DATA FOR ANALYSIS

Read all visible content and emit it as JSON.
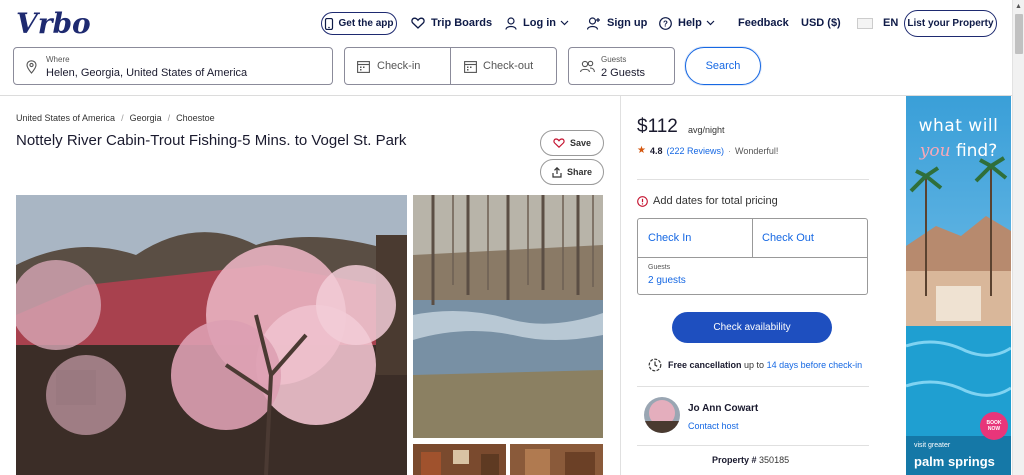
{
  "header": {
    "logo_text": "Vrbo",
    "get_app": "Get the app",
    "trip_boards": "Trip Boards",
    "log_in": "Log in",
    "sign_up": "Sign up",
    "help": "Help",
    "feedback": "Feedback",
    "currency": "USD ($)",
    "language": "EN",
    "list_property": "List your Property"
  },
  "search": {
    "where_label": "Where",
    "where_value": "Helen, Georgia, United States of America",
    "checkin_label": "Check-in",
    "checkout_label": "Check-out",
    "guests_label": "Guests",
    "guests_value": "2 Guests",
    "button": "Search"
  },
  "listing": {
    "breadcrumb": [
      "United States of America",
      "Georgia",
      "Choestoe"
    ],
    "breadcrumb_sep": "/",
    "title": "Nottely River Cabin-Trout Fishing-5 Mins. to Vogel St. Park",
    "save": "Save",
    "share": "Share"
  },
  "booking": {
    "price": "$112",
    "price_unit": "avg/night",
    "rating": "4.8",
    "reviews": "(222 Reviews)",
    "rating_desc": "Wonderful!",
    "add_dates": "Add dates for total pricing",
    "check_in": "Check In",
    "check_out": "Check Out",
    "guests_label": "Guests",
    "guests_value": "2 guests",
    "check_button": "Check availability",
    "free_cancel_bold": "Free cancellation",
    "free_cancel_text": "up to",
    "free_cancel_link": "14 days before check-in",
    "host_name": "Jo Ann Cowart",
    "contact_host": "Contact host",
    "property_label": "Property #",
    "property_number": "350185"
  },
  "ad": {
    "line1": "what will",
    "line2_italic": "you",
    "line2_rest": "find?",
    "badge": "BOOK NOW",
    "brand_small": "visit greater",
    "brand_big": "palm springs"
  },
  "colors": {
    "brand_navy": "#0e1a47",
    "link_blue": "#1668e3",
    "button_blue": "#1e4fbf",
    "star_orange": "#d4570f"
  }
}
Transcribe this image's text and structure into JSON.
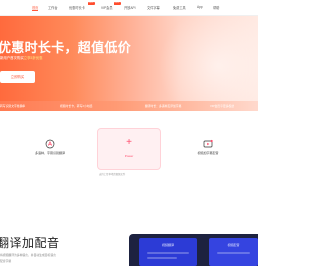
{
  "nav": {
    "items": [
      {
        "label": "首页",
        "active": true
      },
      {
        "label": "工作台",
        "active": false
      },
      {
        "label": "优惠时长卡",
        "active": false,
        "badge": "HOT"
      },
      {
        "label": "VIP会员",
        "active": false,
        "badge": "HOT"
      },
      {
        "label": "开放API",
        "active": false
      },
      {
        "label": "文件字幕",
        "active": false
      },
      {
        "label": "免费工具",
        "active": false
      },
      {
        "label": "App",
        "active": false
      },
      {
        "label": "帮助",
        "active": false
      }
    ]
  },
  "banner": {
    "title": "优惠时长卡，超值低价",
    "subtitle_prefix": "新用户首次购买",
    "subtitle_highlight": "立享5折优惠",
    "button_label": "立即购买"
  },
  "strip": {
    "items": [
      "转写识别文字准确率",
      "视频时长卡，转写2小时起",
      "翻译时长：多语种互译加字幕",
      "VIP会员享更多权益"
    ]
  },
  "features": {
    "left_label": "多语种、字幕识别翻译",
    "upload_label": "Power",
    "upload_hint": "支持上传本地音视频文件",
    "right_label": "视频加字幕配音"
  },
  "section": {
    "title": "翻译加配音",
    "sub1": "将视频翻译为多种语言，并自动生成目标语言",
    "sub2": "配音字幕"
  },
  "preview": {
    "panel1_title": "视频翻译",
    "panel2_title": "视频配音"
  },
  "colors": {
    "accent": "#ff5a3c",
    "upload_accent": "#ff4d6d",
    "preview_bg": "#1d2240",
    "panel_blue": "#2c3bd6"
  }
}
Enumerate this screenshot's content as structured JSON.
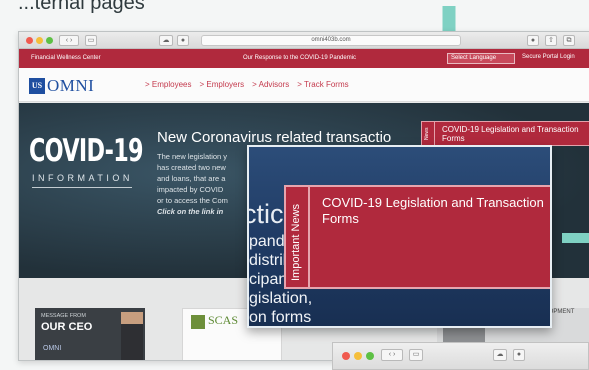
{
  "page_heading_fragment": "...ternal pages",
  "browser": {
    "url": "omni403b.com",
    "topnav": {
      "left": "Financial Wellness Center",
      "center": "Our Response to the COVID-19 Pandemic",
      "language": "Select Language",
      "portal": "Secure Portal Login"
    },
    "logo": {
      "box": "US",
      "text": "OMNI"
    },
    "nav": [
      "> Employees",
      "> Employers",
      "> Advisors",
      "> Track Forms"
    ]
  },
  "hero": {
    "covid_title": "COVID-19",
    "covid_sub": "INFORMATION",
    "heading": "New Coronavirus related transactio",
    "body_lines": [
      "The new legislation y",
      "has created two new",
      "and loans, that are a",
      "impacted by COVID",
      "or to access the Com"
    ],
    "link_line": "Click on the link in",
    "news_tag": "News",
    "news_title": "COVID-19 Legislation and Transaction Forms"
  },
  "lower": {
    "ceo_msg": "MESSAGE FROM",
    "ceo_big": "OUR CEO",
    "ceo_logo": "OMNI",
    "scas": "SCAS",
    "biz_text": "BUSINESS DEVELOPMENT MANAGER"
  },
  "magnifier": {
    "word": "ctic",
    "lines": [
      "pand",
      "distrib",
      "cipants",
      "gislation,",
      "on forms"
    ],
    "tag": "Important News",
    "title": "COVID-19 Legislation and Transaction Forms"
  },
  "colors": {
    "brand_red": "#b0293d",
    "brand_blue": "#1f4fa0",
    "teal_arrow": "#7fd1c3"
  }
}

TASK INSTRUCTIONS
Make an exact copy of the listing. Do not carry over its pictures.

RESPONSE BOX
Read all visible content and emit it as JSON.
{
  "header": {
    "logo_text": "Vrbo",
    "get_app": "Get the app",
    "trip_boards": "Trip Boards",
    "log_in": "Log in",
    "sign_up": "Sign up",
    "help": "Help",
    "feedback": "Feedback",
    "currency": "USD ($)",
    "language": "EN",
    "list_property": "List your Property"
  },
  "search": {
    "where_label": "Where",
    "where_value": "Helen, Georgia, United States of America",
    "checkin_label": "Check-in",
    "checkout_label": "Check-out",
    "guests_label": "Guests",
    "guests_value": "2 Guests",
    "button": "Search"
  },
  "listing": {
    "breadcrumb": [
      "United States of America",
      "Georgia",
      "Choestoe"
    ],
    "breadcrumb_sep": "/",
    "title": "Nottely River Cabin-Trout Fishing-5 Mins. to Vogel St. Park",
    "save": "Save",
    "share": "Share"
  },
  "booking": {
    "price": "$112",
    "price_unit": "avg/night",
    "rating": "4.8",
    "reviews": "(222 Reviews)",
    "rating_desc": "Wonderful!",
    "add_dates": "Add dates for total pricing",
    "check_in": "Check In",
    "check_out": "Check Out",
    "guests_label": "Guests",
    "guests_value": "2 guests",
    "check_button": "Check availability",
    "free_cancel_bold": "Free cancellation",
    "free_cancel_text": "up to",
    "free_cancel_link": "14 days before check-in",
    "host_name": "Jo Ann Cowart",
    "contact_host": "Contact host",
    "property_label": "Property #",
    "property_number": "350185"
  },
  "ad": {
    "line1": "what will",
    "line2_italic": "you",
    "line2_rest": "find?",
    "badge": "BOOK NOW",
    "brand_small": "visit greater",
    "brand_big": "palm springs"
  },
  "colors": {
    "brand_navy": "#0e1a47",
    "link_blue": "#1668e3",
    "button_blue": "#1e4fbf",
    "star_orange": "#d4570f"
  }
}
Transcribe this image's text and structure into JSON.
{
  "nav": {
    "items": [
      {
        "label": "首页",
        "active": true
      },
      {
        "label": "工作台",
        "active": false
      },
      {
        "label": "优惠时长卡",
        "active": false,
        "badge": "HOT"
      },
      {
        "label": "VIP会员",
        "active": false,
        "badge": "HOT"
      },
      {
        "label": "开放API",
        "active": false
      },
      {
        "label": "文件字幕",
        "active": false
      },
      {
        "label": "免费工具",
        "active": false
      },
      {
        "label": "App",
        "active": false
      },
      {
        "label": "帮助",
        "active": false
      }
    ]
  },
  "banner": {
    "title": "优惠时长卡，超值低价",
    "subtitle_prefix": "新用户首次购买",
    "subtitle_highlight": "立享5折优惠",
    "button_label": "立即购买"
  },
  "strip": {
    "items": [
      "转写识别文字准确率",
      "视频时长卡，转写2小时起",
      "翻译时长：多语种互译加字幕",
      "VIP会员享更多权益"
    ]
  },
  "features": {
    "left_label": "多语种、字幕识别翻译",
    "upload_label": "Power",
    "upload_hint": "支持上传本地音视频文件",
    "right_label": "视频加字幕配音"
  },
  "section": {
    "title": "翻译加配音",
    "sub1": "将视频翻译为多种语言，并自动生成目标语言",
    "sub2": "配音字幕"
  },
  "preview": {
    "panel1_title": "视频翻译",
    "panel2_title": "视频配音"
  },
  "colors": {
    "accent": "#ff5a3c",
    "upload_accent": "#ff4d6d",
    "preview_bg": "#1d2240",
    "panel_blue": "#2c3bd6"
  }
}
Enumerate this screenshot's content as structured JSON.
{
  "page_heading_fragment": "...ternal pages",
  "browser": {
    "url": "omni403b.com",
    "topnav": {
      "left": "Financial Wellness Center",
      "center": "Our Response to the COVID-19 Pandemic",
      "language": "Select Language",
      "portal": "Secure Portal Login"
    },
    "logo": {
      "box": "US",
      "text": "OMNI"
    },
    "nav": [
      "> Employees",
      "> Employers",
      "> Advisors",
      "> Track Forms"
    ]
  },
  "hero": {
    "covid_title": "COVID-19",
    "covid_sub": "INFORMATION",
    "heading": "New Coronavirus related transactio",
    "body_lines": [
      "The new legislation y",
      "has created two new",
      "and loans, that are a",
      "impacted by COVID",
      "or to access the Com"
    ],
    "link_line": "Click on the link in",
    "news_tag": "News",
    "news_title": "COVID-19 Legislation and Transaction Forms"
  },
  "lower": {
    "ceo_msg": "MESSAGE FROM",
    "ceo_big": "OUR CEO",
    "ceo_logo": "OMNI",
    "scas": "SCAS",
    "biz_text": "BUSINESS DEVELOPMENT MANAGER"
  },
  "magnifier": {
    "word": "ctic",
    "lines": [
      "pand",
      "distrib",
      "cipants",
      "gislation,",
      "on forms"
    ],
    "tag": "Important News",
    "title": "COVID-19 Legislation and Transaction Forms"
  },
  "colors": {
    "brand_red": "#b0293d",
    "brand_blue": "#1f4fa0",
    "teal_arrow": "#7fd1c3"
  }
}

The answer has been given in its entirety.